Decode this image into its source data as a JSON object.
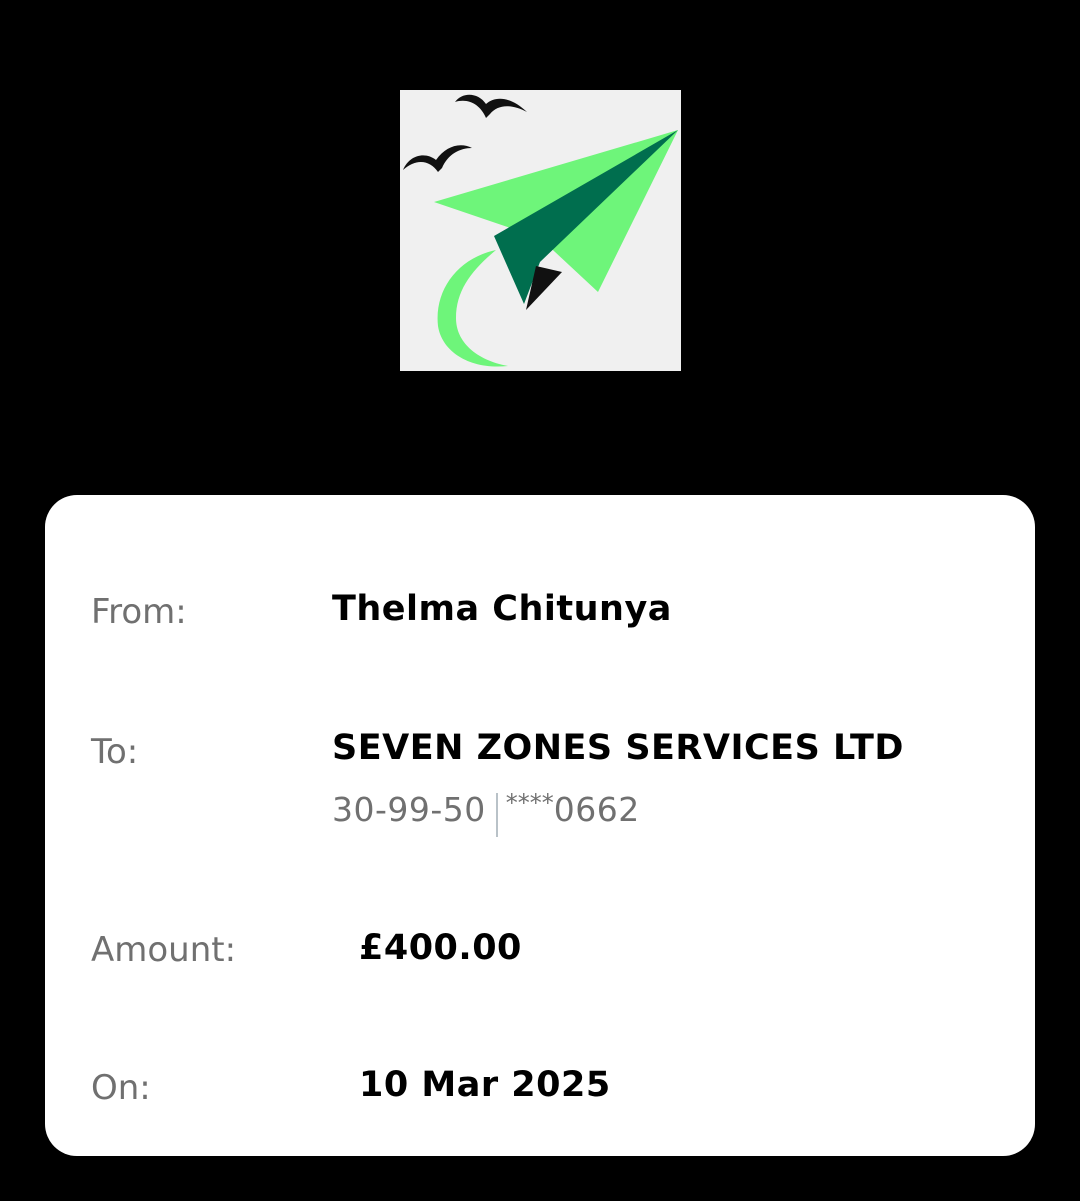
{
  "receipt": {
    "from_label": "From:",
    "from_value": "Thelma Chitunya",
    "to_label": "To:",
    "to_value": "SEVEN ZONES SERVICES LTD",
    "sort_code": "30-99-50",
    "account_mask": "****",
    "account_last4": "0662",
    "amount_label": "Amount:",
    "amount_value": "£400.00",
    "date_label": "On:",
    "date_value": "10 Mar 2025"
  },
  "colors": {
    "background": "#000000",
    "card": "#ffffff",
    "label": "#707070",
    "logo_light_green": "#6ef57a",
    "logo_dark_green": "#006e4e"
  },
  "icons": {
    "logo": "paper-plane-birds-logo"
  }
}
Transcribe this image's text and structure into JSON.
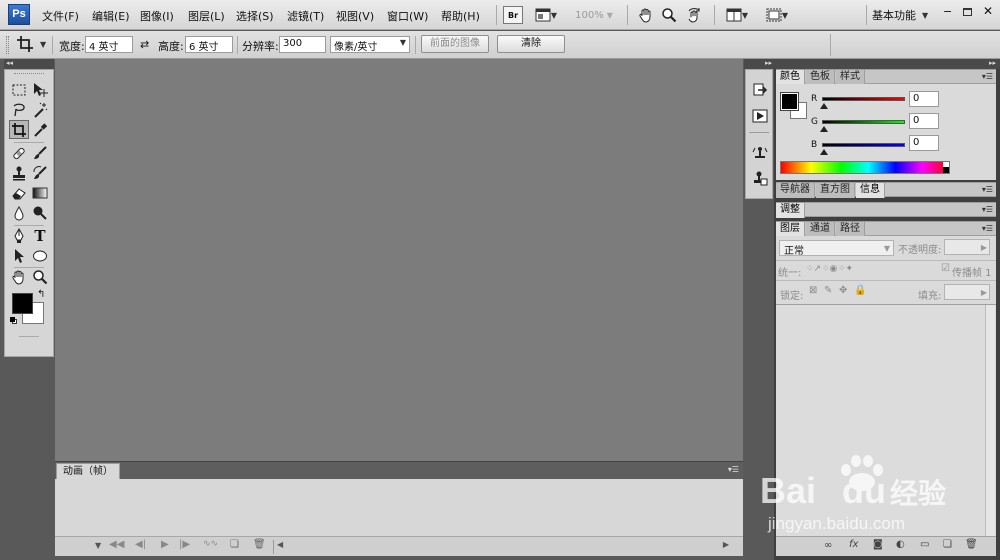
{
  "menubar": {
    "logo": "Ps",
    "items": [
      "文件(F)",
      "编辑(E)",
      "图像(I)",
      "图层(L)",
      "选择(S)",
      "滤镜(T)",
      "视图(V)",
      "窗口(W)",
      "帮助(H)"
    ],
    "bridge_label": "Br",
    "zoom": "100%",
    "workspace": "基本功能"
  },
  "options": {
    "width_label": "宽度:",
    "width_value": "4 英寸",
    "height_label": "高度:",
    "height_value": "6 英寸",
    "resolution_label": "分辨率:",
    "resolution_value": "300",
    "unit_value": "像素/英寸",
    "front_image_label": "前面的图像",
    "clear_label": "清除"
  },
  "animation": {
    "tab": "动画（帧）"
  },
  "color_panel": {
    "tabs": [
      "颜色",
      "色板",
      "样式"
    ],
    "r_label": "R",
    "g_label": "G",
    "b_label": "B",
    "r_value": "0",
    "g_value": "0",
    "b_value": "0"
  },
  "navigator_panel": {
    "tabs": [
      "导航器",
      "直方图",
      "信息"
    ]
  },
  "adjust_panel": {
    "tab": "调整"
  },
  "layers_panel": {
    "tabs": [
      "图层",
      "通道",
      "路径"
    ],
    "blend_mode": "正常",
    "opacity_label": "不透明度:",
    "unify_label": "统一:",
    "propagate_label": "传播帧 1",
    "lock_label": "锁定:",
    "fill_label": "填充:"
  },
  "watermark": {
    "brand_a": "Bai",
    "brand_b": "du",
    "brand_cn": "经验",
    "url": "jingyan.baidu.com"
  },
  "colors": {
    "foreground": "#000000",
    "background": "#ffffff",
    "canvas": "#7c7c7c"
  }
}
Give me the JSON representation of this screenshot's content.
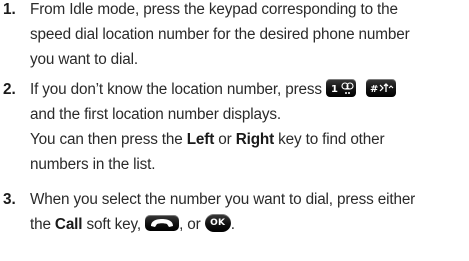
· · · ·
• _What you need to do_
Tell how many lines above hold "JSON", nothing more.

• _Written solution_
3